Where a picture shows up in the listing below, omit it and output the rest exactly.

___

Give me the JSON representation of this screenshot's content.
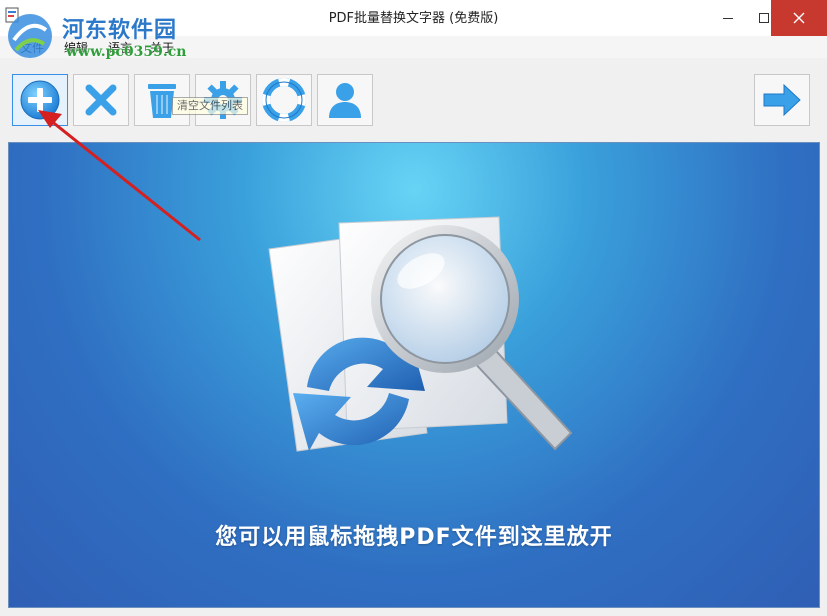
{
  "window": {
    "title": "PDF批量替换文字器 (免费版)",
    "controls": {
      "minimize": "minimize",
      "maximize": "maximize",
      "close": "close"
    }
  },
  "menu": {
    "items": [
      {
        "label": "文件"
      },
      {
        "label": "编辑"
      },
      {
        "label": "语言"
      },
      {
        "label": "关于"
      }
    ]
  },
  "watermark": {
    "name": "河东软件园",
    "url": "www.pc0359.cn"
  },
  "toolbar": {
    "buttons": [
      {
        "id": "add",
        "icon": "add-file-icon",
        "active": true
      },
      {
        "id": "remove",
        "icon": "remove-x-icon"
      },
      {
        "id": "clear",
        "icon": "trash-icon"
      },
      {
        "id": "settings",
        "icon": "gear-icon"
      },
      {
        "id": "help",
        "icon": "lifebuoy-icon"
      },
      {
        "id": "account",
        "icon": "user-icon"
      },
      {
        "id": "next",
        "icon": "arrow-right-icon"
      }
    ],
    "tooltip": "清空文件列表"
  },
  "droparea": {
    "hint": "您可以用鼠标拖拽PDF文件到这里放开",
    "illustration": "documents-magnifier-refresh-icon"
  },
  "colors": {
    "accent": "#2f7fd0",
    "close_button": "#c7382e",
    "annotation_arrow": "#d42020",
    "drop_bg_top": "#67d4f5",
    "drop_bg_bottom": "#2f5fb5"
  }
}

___

(Solution for this exercise)
Give me the JSON representation of this screenshot's content.
{
  "window": {
    "title": "PDF批量替换文字器 (免费版)",
    "controls": {
      "minimize": "minimize",
      "maximize": "maximize",
      "close": "close"
    }
  },
  "menu": {
    "items": [
      {
        "label": "文件"
      },
      {
        "label": "编辑"
      },
      {
        "label": "语言"
      },
      {
        "label": "关于"
      }
    ]
  },
  "watermark": {
    "name": "河东软件园",
    "url": "www.pc0359.cn"
  },
  "toolbar": {
    "buttons": [
      {
        "id": "add",
        "icon": "add-file-icon",
        "active": true
      },
      {
        "id": "remove",
        "icon": "remove-x-icon"
      },
      {
        "id": "clear",
        "icon": "trash-icon"
      },
      {
        "id": "settings",
        "icon": "gear-icon"
      },
      {
        "id": "help",
        "icon": "lifebuoy-icon"
      },
      {
        "id": "account",
        "icon": "user-icon"
      },
      {
        "id": "next",
        "icon": "arrow-right-icon"
      }
    ],
    "tooltip": "清空文件列表"
  },
  "droparea": {
    "hint": "您可以用鼠标拖拽PDF文件到这里放开",
    "illustration": "documents-magnifier-refresh-icon"
  },
  "colors": {
    "accent": "#2f7fd0",
    "close_button": "#c7382e",
    "annotation_arrow": "#d42020",
    "drop_bg_top": "#67d4f5",
    "drop_bg_bottom": "#2f5fb5"
  }
}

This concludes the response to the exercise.